Due to inclement weather on April 24, there were only 11 cars and 180 paid admissions on opening day. Bill Chenault of Kansas City won the main event.
On May 1, the second race of the season turned out to be the last stock car race at the Richmond Speedway. Bill Davis won the main event, followed by Alvis Teegarden, Dan Fitzpatrick and Burt Schooley.
The Richmond News, May 2, 1955: “No more stock car races until further notice, it was announced today. More cars are needed before reopening.” Seven cars and 204 spectators were not enough to keep the track open.

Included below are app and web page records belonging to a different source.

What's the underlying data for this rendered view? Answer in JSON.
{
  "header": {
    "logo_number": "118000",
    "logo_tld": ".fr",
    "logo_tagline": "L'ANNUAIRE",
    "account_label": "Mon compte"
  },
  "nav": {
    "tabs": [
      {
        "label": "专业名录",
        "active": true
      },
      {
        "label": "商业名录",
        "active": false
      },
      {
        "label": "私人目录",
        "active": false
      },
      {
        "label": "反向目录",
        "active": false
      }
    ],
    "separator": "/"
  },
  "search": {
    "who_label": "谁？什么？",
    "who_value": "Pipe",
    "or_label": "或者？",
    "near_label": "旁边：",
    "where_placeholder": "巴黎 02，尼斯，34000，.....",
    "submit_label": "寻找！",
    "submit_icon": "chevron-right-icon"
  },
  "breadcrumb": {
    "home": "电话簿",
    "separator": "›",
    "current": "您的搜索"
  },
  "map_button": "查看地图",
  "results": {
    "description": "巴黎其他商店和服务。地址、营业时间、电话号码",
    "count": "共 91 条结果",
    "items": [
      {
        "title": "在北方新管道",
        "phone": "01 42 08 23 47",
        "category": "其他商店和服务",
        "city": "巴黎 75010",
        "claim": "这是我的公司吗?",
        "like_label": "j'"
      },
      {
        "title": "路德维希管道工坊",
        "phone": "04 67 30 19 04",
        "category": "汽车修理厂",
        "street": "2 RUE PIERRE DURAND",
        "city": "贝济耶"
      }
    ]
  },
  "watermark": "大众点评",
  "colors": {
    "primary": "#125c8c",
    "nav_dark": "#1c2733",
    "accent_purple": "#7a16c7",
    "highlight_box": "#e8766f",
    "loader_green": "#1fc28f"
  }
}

The local drivers didn’t give up because they could still race in Excelsior Springs. Their season opener on Friday night May 20 drew 19 cars and 596 spectators. Several drivers from Richmond were on hand and won all the events. Howard McGinnis won the main event. Bill Davis won the trophy dash. The slow heat winner was Dick Sloan and the fast heat went to Alvis Teegarden.
The racetrack in Excelsior Springs had around 600 people each week for the rest of 1955. The Richmond drivers continued to win many of the races, so the fans in Excelsior knew those Richmond boys were serious about racing. Some of them also raced at the Missouri State Fair in 1955.
The Richmond track was later used for go- kart races, but the days of NASCAR were over in Richmond. The Excelsior Springs track soon followed the Richmond track and also closed.
Thanks to Lee Petty‘s connections, J.B. Martin got a 1955 special factory Dodge and was running the late model stock car IMCA circuit in 1955.
When Lee’s mechanic had to do some time for running moonshine, Lee called J.B. On Christmas Day 1959, the Martin family packed up and left for South Carolina. I was the 3-year -old in the back seat asking, “ Are we there yet?”
Coming next is,“The story of Lee and J.B.”
You can write Linda at firstname.lastname@example.org